”Valued others” included families, friends, communities, customers and colleagues.
The respondents found it important to balance their commitment to work with other domains in life, including…:
- raising children
- looking after aging parents
- pursuing their hobbies
- personal development
Although many of them said they had not yet struck a balance, most were optimistic that they would eventually.
Gianpiero Petriglieri said:
“These findings raise the question of whether those ‘cookie-cutter MBA’ stereotypes are the product of ambition or conformity. That is, whether they truly reflect individuals’ aspirations in and after business school, or whether they instead reflect collective expectations of them.”
“Many students take traditional post-MBA jobs because of the financial and social pressures they experience at business school, and move on to what they really want to do as soon as those pressures subside. That begs the question of how to redesign MBAs so that they truly fulfil their promise of broadening opportunities and helping students forge a more authentic path.”
Jennifer Petriglieri says she has integrated data from the case study into her INSEAD course “Psychological Issues in Management”.
During the course, students are invited to examine and interact between their professional and personal choices. They are asked to address the questions that are typically pushed aside by the pressure and pace of BMA life.
J. Petriglieri said “For some, these are broad existential questions, like ‘Who am I and what do I want to do with my life?’ For others, the questions are more defined: ‘Should I join the family business?’”
Current students have the opportunity to hear from MBA graduates who have sat in their seats – literally! They pass on helpful messages and tips, according to students who were exposed to the case study.
Students who attended the course which included the case study said it helped them not lose track of what really matters. They were reminded that it is OK to have doubts, and to remain open to surprises.
Petriglieri’s students first discuss the case and then write up and share how they see things turning out for themselves if they stay on their current track. Petriglieri says “they find the exercise both jarring and liberating”.
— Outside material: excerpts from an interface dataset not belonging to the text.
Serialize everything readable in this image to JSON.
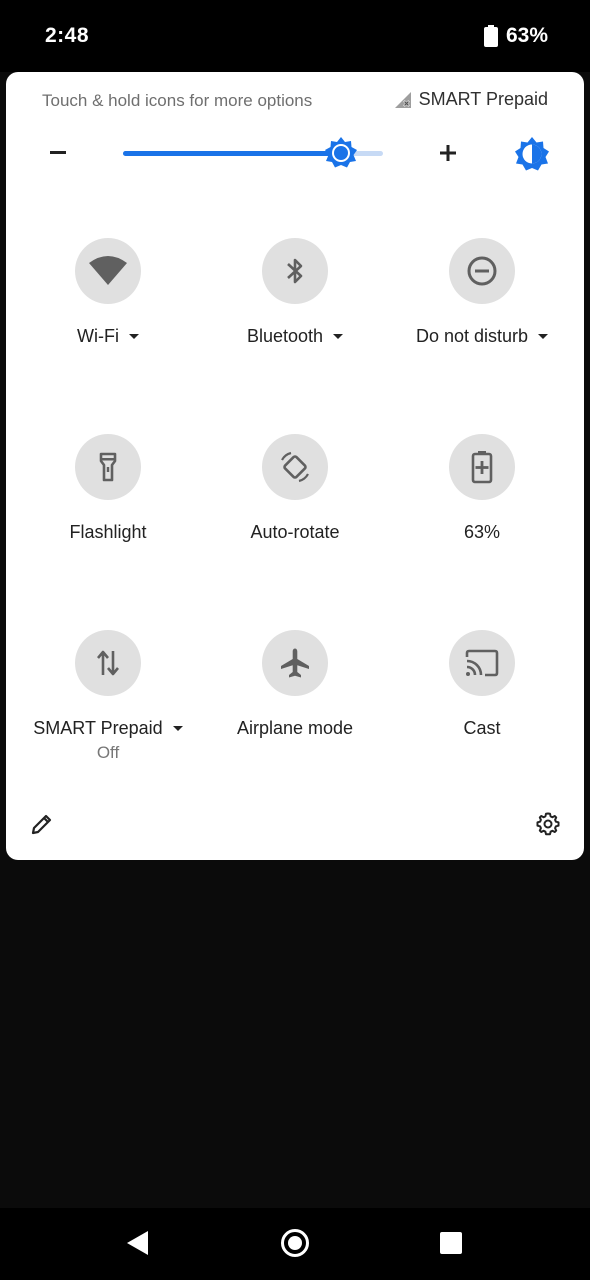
{
  "status_bar": {
    "time": "2:48",
    "battery": "63%"
  },
  "panel": {
    "hint": "Touch & hold icons for more options",
    "carrier": "SMART Prepaid",
    "brightness": {
      "level": 0.84,
      "minus": "−",
      "plus": "+"
    }
  },
  "tiles": [
    {
      "label": "Wi-Fi",
      "icon": "wifi-icon",
      "dropdown": true
    },
    {
      "label": "Bluetooth",
      "icon": "bluetooth-icon",
      "dropdown": true
    },
    {
      "label": "Do not disturb",
      "icon": "do-not-disturb-icon",
      "dropdown": true
    },
    {
      "label": "Flashlight",
      "icon": "flashlight-icon",
      "dropdown": false
    },
    {
      "label": "Auto-rotate",
      "icon": "auto-rotate-icon",
      "dropdown": false
    },
    {
      "label": "63%",
      "icon": "battery-saver-icon",
      "dropdown": false
    },
    {
      "label": "SMART Prepaid",
      "sublabel": "Off",
      "icon": "mobile-data-icon",
      "dropdown": true
    },
    {
      "label": "Airplane mode",
      "icon": "airplane-icon",
      "dropdown": false
    },
    {
      "label": "Cast",
      "icon": "cast-icon",
      "dropdown": false
    }
  ],
  "colors": {
    "accent": "#1a73e8",
    "tile_bg": "#e0e0e0",
    "icon": "#606060"
  }
}
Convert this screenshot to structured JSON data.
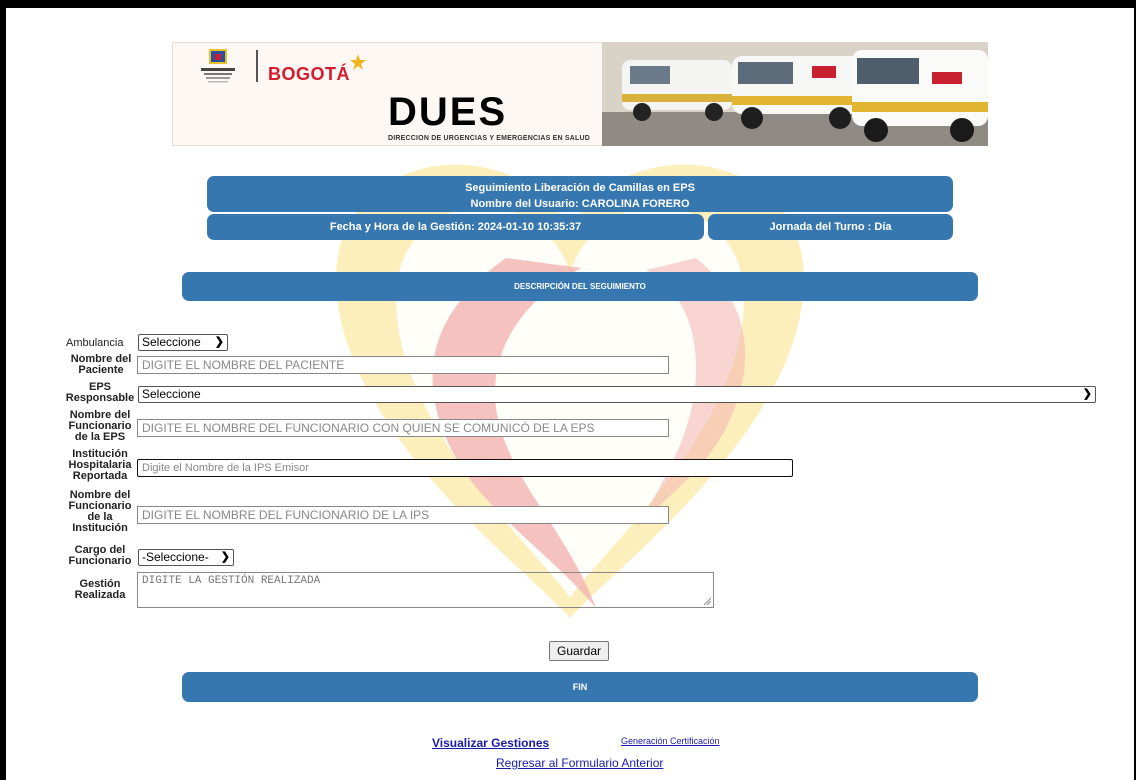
{
  "banner": {
    "brand": "BOGOTÁ",
    "title": "DUES",
    "subtitle": "DIRECCION DE URGENCIAS Y EMERGENCIAS EN SALUD"
  },
  "header": {
    "form_title": "Seguimiento Liberación de Camillas en EPS",
    "user_label": "Nombre del Usuario: CAROLINA FORERO",
    "datetime_label": "Fecha y Hora de la Gestión: 2024-01-10 10:35:37",
    "shift_label": "Jornada del Turno : Día"
  },
  "section_title": "DESCRIPCIÓN DEL SEGUIMIENTO",
  "form": {
    "ambulancia": {
      "label": "Ambulancia",
      "value": "Seleccione"
    },
    "paciente": {
      "label": [
        "Nombre del",
        "Paciente"
      ],
      "placeholder": "DIGITE EL NOMBRE DEL PACIENTE"
    },
    "eps": {
      "label": [
        "EPS",
        "Responsable"
      ],
      "value": "Seleccione"
    },
    "funcionario_eps": {
      "label": [
        "Nombre del",
        "Funcionario",
        "de la EPS"
      ],
      "placeholder": "DIGITE EL NOMBRE DEL FUNCIONARIO CON QUIEN SE COMUNICÓ DE LA EPS"
    },
    "institucion": {
      "label": [
        "Institución",
        "Hospitalaria",
        "Reportada"
      ],
      "placeholder": "Digite el Nombre de la IPS Emisor"
    },
    "funcionario_ips": {
      "label": [
        "Nombre del",
        "Funcionario",
        "de la",
        "Institución"
      ],
      "placeholder": "DIGITE EL NOMBRE DEL FUNCIONARIO DE LA IPS"
    },
    "cargo": {
      "label": [
        "Cargo del",
        "Funcionario"
      ],
      "value": "-Seleccione-"
    },
    "gestion": {
      "label": [
        "Gestión",
        "Realizada"
      ],
      "placeholder": "DIGITE LA GESTIÓN REALIZADA"
    },
    "save_label": "Guardar"
  },
  "footer_title": "FIN",
  "links": {
    "visualizar": "Visualizar Gestiones",
    "certificacion": "Generación Certificación",
    "regresar": "Regresar al Formulario Anterior"
  },
  "colors": {
    "bar_blue": "#3777b0",
    "link_blue": "#1a1aa8",
    "brand_red": "#d6192b"
  }
}
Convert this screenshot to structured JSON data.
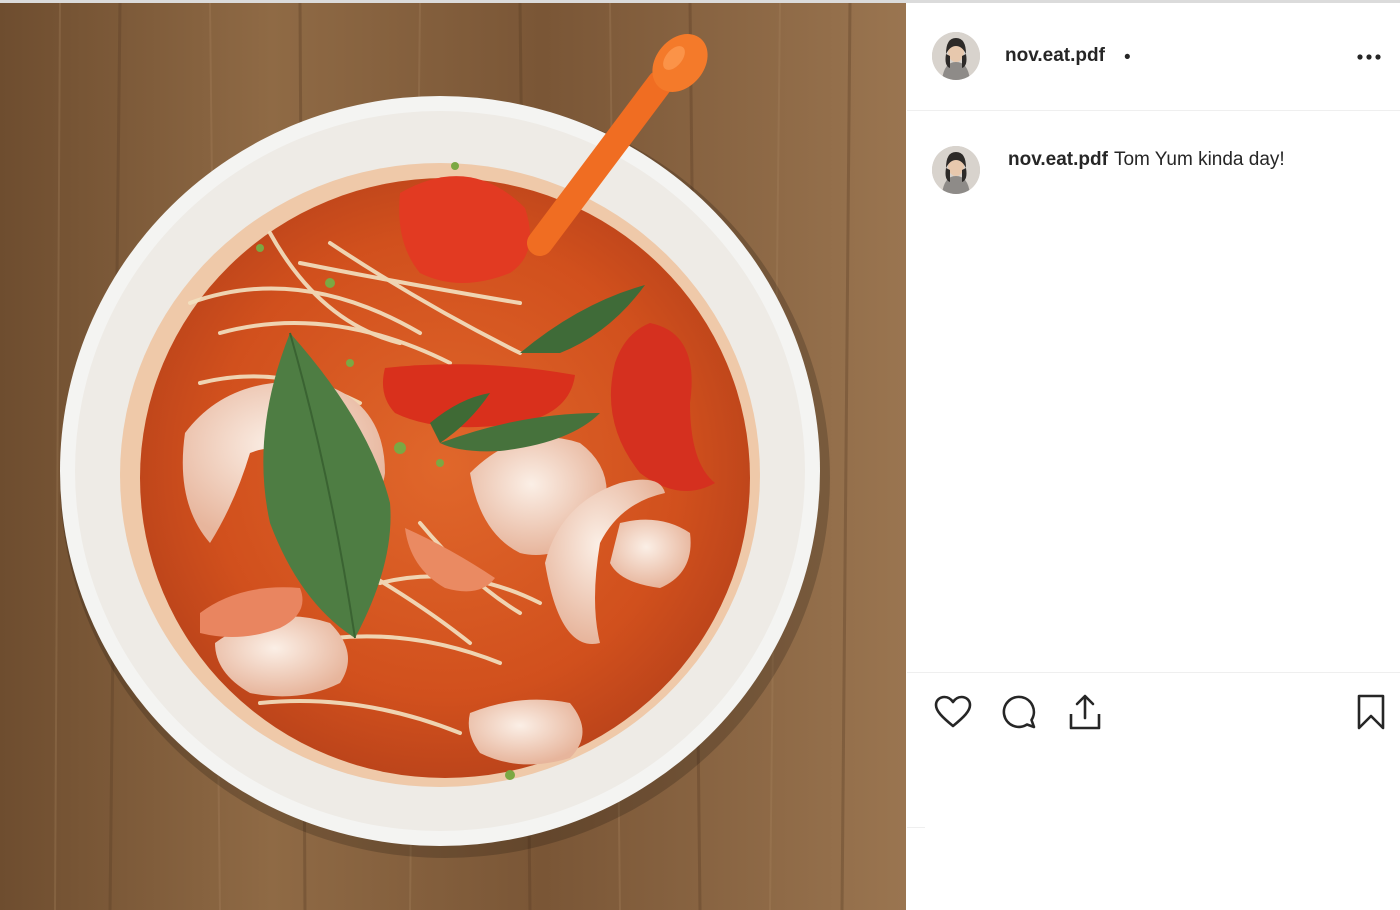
{
  "post": {
    "username": "nov.eat.pdf",
    "header_separator": "•",
    "caption_username": "nov.eat.pdf",
    "caption": "Tom Yum kinda day!",
    "media_icon": "food-photo-tom-yum-soup"
  },
  "header": {
    "options_icon": "more-options-icon"
  },
  "actions": {
    "like_icon": "heart-icon",
    "comment_icon": "comment-icon",
    "share_icon": "share-icon",
    "save_icon": "bookmark-icon"
  },
  "colors": {
    "text": "#262626",
    "divider": "#efefef",
    "broth": "#d9541f",
    "wood": "#8a6440"
  }
}
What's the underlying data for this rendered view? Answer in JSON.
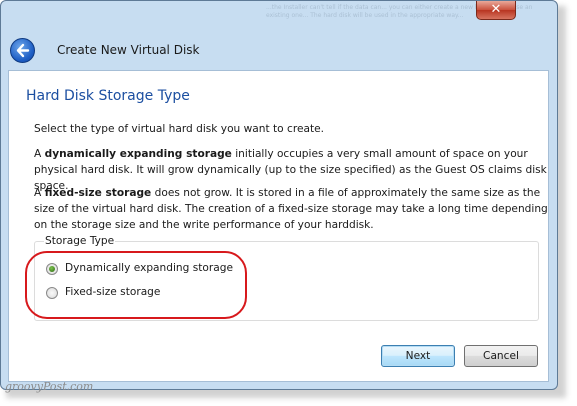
{
  "window": {
    "close_glyph": "✕",
    "background_text": "...the Installer can't tell if the data can... you can either create a new hard disk or use an existing one... The hard disk will be used in the appropriate way..."
  },
  "header": {
    "title": "Create New Virtual Disk"
  },
  "page": {
    "heading": "Hard Disk Storage Type",
    "intro": "Select the type of virtual hard disk you want to create.",
    "dynamic_para": {
      "bold": "dynamically expanding storage",
      "prefix": "A ",
      "rest": " initially occupies a very small amount of space on your physical hard disk. It will grow dynamically (up to the size specified) as the Guest OS claims disk space."
    },
    "fixed_para": {
      "prefix": "A ",
      "bold": "fixed-size storage",
      "rest": " does not grow. It is stored in a file of approximately the same size as the size of the virtual hard disk. The creation of a fixed-size storage may take a long time depending on the storage size and the write performance of your harddisk."
    }
  },
  "storage_type": {
    "label": "Storage Type",
    "options": [
      {
        "label": "Dynamically expanding storage",
        "selected": true
      },
      {
        "label": "Fixed-size storage",
        "selected": false
      }
    ]
  },
  "buttons": {
    "next": "Next",
    "cancel": "Cancel"
  },
  "watermark": "groovyPost.com",
  "colors": {
    "heading": "#1c4fa1",
    "highlight": "#d7191c",
    "chrome": "#c7ddf1"
  }
}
During her own MBA, Jennifer Petriglieri made the decision to aim for an academic rather than a corporate career. “This study really makes the point that sometimes the forces that pull us forward are not necessarily pulling us in the direction we want or need to go. An MBA should provide nudges, space and support to ask, ‘Is this the path I want to follow? If not, what might I need to change to find or pursue my own path?’”